■ **Exercise**:
State how many lines of the records contain the string "Mesh", and give no other information.

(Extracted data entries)

%%

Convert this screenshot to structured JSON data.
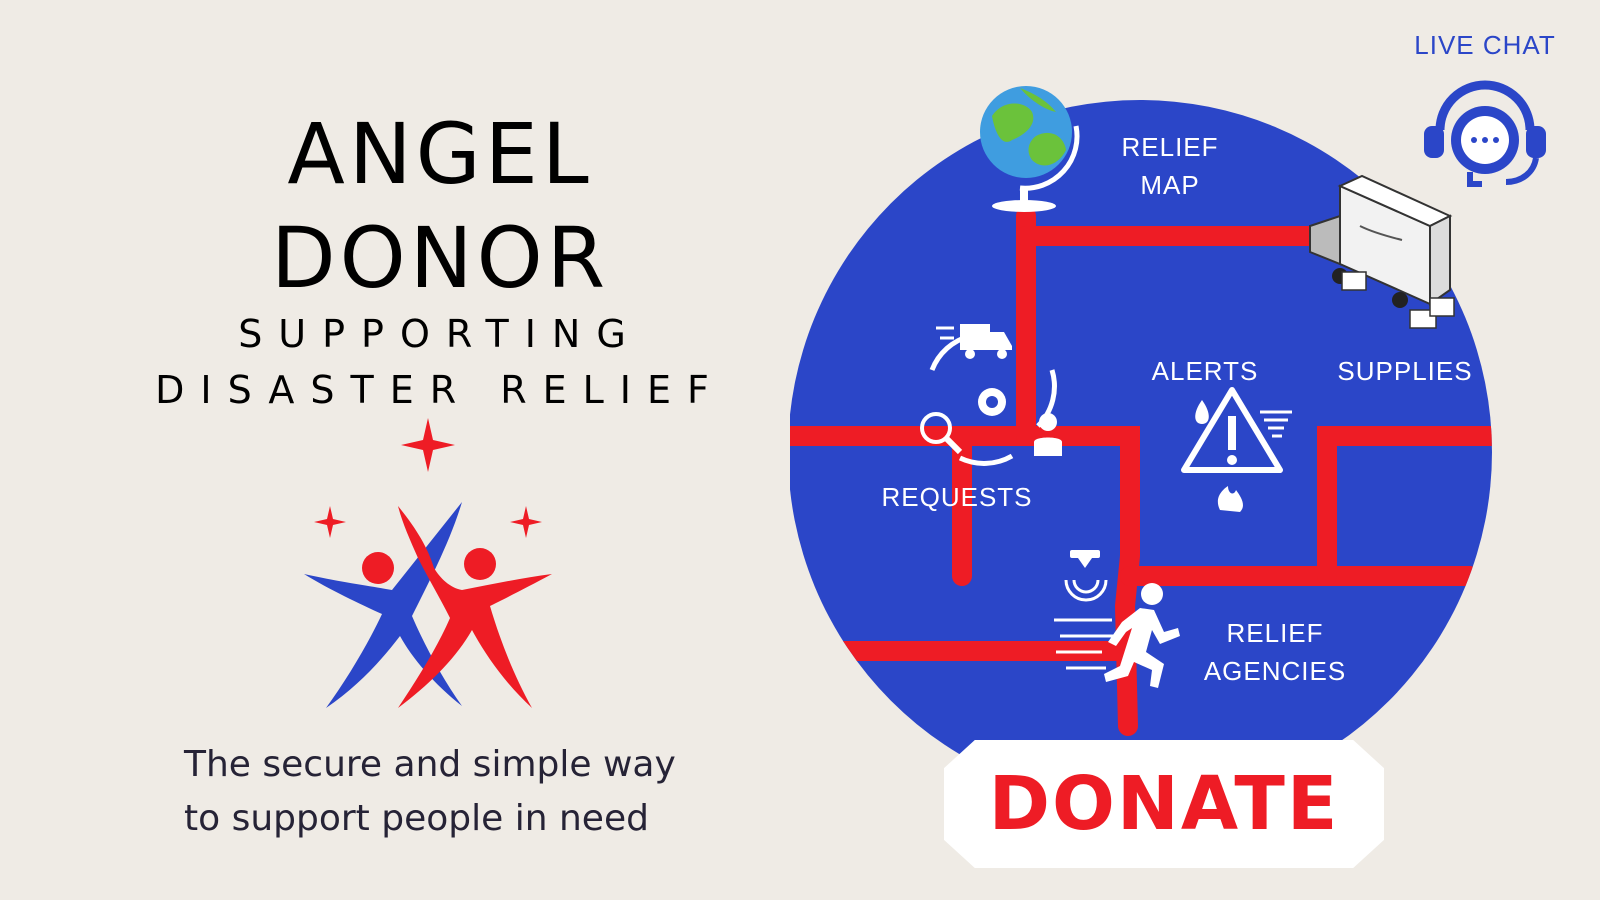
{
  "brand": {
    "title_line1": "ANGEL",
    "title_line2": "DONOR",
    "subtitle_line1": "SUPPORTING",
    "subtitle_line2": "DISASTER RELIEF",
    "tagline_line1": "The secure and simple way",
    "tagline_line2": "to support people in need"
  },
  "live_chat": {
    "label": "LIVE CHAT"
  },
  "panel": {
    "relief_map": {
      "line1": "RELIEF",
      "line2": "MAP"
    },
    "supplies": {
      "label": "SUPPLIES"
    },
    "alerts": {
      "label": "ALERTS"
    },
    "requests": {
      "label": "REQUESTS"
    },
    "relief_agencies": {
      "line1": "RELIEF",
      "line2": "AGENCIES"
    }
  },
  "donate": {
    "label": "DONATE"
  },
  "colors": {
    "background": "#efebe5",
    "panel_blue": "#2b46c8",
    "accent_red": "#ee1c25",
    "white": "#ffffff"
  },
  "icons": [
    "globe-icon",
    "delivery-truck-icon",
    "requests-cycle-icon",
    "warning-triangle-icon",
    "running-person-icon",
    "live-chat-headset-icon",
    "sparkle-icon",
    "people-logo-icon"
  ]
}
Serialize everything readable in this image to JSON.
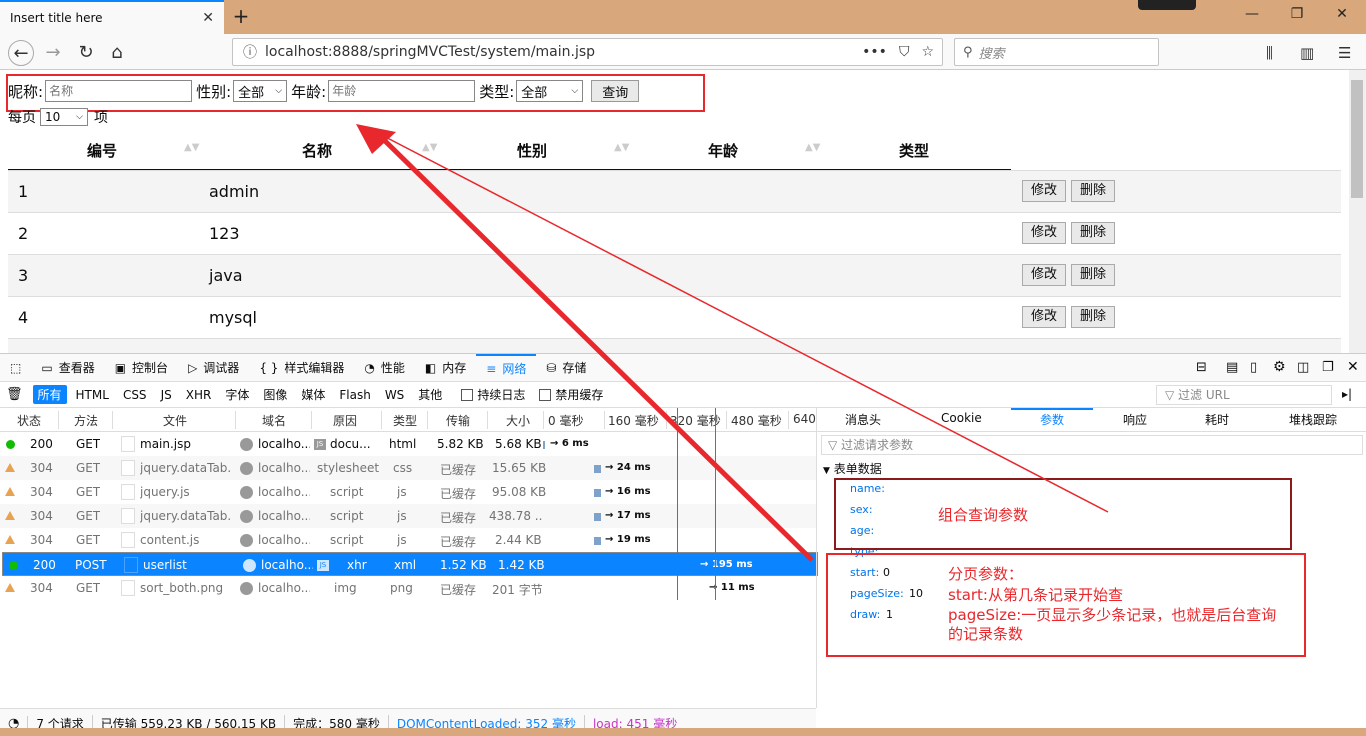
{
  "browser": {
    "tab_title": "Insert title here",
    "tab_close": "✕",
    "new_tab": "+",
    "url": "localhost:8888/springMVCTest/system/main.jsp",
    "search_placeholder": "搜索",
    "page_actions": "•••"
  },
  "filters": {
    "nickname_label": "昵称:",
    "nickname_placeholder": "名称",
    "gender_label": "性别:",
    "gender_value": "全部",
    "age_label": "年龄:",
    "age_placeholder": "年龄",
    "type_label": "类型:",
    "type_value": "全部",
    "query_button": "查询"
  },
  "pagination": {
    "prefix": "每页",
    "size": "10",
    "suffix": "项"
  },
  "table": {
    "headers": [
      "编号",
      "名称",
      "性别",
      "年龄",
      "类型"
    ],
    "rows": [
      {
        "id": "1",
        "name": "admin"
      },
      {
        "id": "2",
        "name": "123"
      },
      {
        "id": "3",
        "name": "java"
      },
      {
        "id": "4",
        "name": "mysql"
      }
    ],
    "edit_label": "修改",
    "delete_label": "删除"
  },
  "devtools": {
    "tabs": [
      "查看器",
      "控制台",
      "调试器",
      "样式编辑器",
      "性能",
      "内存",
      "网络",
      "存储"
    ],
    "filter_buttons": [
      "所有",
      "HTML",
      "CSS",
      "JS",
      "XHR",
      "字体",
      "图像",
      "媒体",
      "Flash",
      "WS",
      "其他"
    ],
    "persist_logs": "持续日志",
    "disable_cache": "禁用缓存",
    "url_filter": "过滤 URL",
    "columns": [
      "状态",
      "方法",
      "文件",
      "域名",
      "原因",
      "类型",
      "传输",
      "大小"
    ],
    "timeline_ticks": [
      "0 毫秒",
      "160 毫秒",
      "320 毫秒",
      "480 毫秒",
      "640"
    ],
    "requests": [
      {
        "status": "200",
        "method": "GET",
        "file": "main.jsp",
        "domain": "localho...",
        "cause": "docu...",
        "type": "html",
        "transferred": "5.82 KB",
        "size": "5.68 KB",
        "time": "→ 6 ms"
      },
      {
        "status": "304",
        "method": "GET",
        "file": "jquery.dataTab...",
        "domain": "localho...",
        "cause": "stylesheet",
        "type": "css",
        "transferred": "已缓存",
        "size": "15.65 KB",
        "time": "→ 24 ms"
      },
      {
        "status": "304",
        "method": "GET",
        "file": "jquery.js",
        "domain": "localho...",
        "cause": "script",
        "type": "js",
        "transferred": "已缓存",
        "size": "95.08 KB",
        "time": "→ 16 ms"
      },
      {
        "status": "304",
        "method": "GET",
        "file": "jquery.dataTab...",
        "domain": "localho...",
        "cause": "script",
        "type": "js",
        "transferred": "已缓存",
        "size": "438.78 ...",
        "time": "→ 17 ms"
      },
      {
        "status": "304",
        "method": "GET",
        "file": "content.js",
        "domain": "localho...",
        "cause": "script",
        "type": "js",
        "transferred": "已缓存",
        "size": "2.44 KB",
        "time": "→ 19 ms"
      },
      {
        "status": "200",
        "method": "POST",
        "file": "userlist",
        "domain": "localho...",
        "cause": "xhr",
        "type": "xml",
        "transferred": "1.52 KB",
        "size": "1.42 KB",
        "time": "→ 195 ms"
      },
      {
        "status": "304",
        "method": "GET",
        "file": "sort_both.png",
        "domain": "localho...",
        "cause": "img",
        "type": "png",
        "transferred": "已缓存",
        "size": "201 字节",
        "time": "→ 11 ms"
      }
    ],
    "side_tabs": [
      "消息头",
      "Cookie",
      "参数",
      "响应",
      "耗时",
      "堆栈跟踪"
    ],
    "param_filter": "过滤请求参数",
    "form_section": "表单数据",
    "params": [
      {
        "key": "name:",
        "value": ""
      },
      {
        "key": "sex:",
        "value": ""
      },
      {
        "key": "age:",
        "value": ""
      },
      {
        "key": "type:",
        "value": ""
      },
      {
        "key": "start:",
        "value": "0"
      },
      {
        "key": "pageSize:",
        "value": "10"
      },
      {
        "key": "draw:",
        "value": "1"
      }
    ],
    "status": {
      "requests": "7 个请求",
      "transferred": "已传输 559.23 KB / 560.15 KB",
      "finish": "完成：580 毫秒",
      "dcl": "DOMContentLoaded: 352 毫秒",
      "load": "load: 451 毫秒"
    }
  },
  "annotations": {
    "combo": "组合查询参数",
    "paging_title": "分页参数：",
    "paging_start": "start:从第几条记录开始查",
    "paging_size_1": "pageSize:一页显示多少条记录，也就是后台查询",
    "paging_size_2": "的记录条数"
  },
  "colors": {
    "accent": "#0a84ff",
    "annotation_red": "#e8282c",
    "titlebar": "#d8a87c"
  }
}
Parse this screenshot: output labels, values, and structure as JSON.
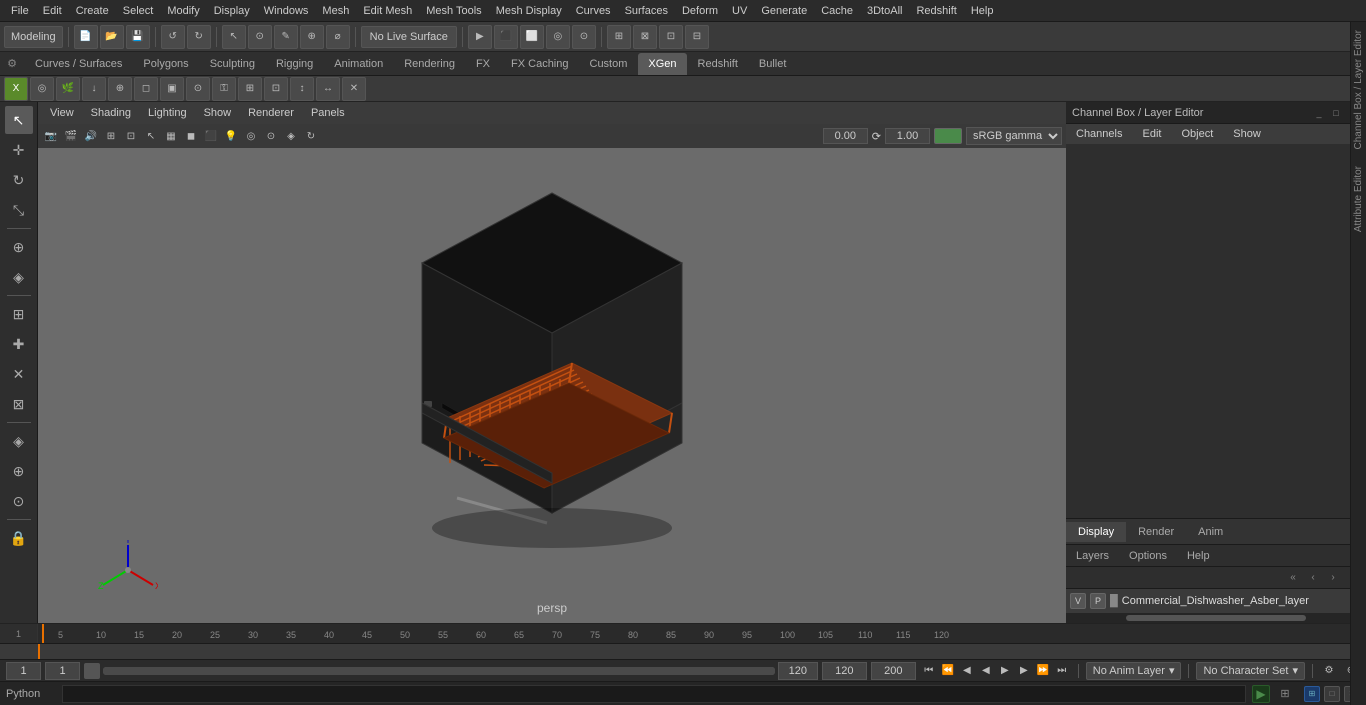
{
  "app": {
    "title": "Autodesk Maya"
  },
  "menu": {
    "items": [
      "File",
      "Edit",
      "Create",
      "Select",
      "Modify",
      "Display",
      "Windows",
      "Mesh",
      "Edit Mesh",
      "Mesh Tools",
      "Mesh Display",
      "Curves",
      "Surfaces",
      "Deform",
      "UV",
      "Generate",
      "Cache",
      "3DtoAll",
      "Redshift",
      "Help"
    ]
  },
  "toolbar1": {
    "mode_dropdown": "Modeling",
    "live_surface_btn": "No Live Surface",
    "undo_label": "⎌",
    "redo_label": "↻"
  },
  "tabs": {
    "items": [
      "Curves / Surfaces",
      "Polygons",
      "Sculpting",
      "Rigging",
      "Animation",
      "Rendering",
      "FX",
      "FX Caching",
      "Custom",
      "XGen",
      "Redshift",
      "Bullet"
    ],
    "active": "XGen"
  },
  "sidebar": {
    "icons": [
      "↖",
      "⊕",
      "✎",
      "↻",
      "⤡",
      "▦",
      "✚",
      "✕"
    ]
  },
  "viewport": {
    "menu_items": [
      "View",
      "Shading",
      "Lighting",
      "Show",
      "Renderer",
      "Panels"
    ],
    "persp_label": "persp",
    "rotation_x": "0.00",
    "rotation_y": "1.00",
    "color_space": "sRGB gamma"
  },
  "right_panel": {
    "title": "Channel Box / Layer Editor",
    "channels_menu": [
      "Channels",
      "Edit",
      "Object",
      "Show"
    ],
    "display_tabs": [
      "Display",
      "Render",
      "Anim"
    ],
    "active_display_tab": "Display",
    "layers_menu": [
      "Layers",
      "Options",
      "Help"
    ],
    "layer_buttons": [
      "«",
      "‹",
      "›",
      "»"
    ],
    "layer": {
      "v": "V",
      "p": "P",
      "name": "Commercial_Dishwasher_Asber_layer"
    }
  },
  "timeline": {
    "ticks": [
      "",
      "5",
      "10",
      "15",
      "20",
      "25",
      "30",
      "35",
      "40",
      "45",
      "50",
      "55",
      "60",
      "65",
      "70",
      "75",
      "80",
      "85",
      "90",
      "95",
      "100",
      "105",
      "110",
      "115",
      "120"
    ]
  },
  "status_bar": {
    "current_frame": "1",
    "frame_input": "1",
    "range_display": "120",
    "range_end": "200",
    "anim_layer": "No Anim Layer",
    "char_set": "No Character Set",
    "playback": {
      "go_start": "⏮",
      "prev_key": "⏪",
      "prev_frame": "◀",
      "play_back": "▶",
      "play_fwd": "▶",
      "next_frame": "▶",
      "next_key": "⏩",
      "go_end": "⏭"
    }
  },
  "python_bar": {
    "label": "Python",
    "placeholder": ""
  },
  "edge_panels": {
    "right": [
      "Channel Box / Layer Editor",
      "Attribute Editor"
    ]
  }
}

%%

■ **Solution to this task**:
4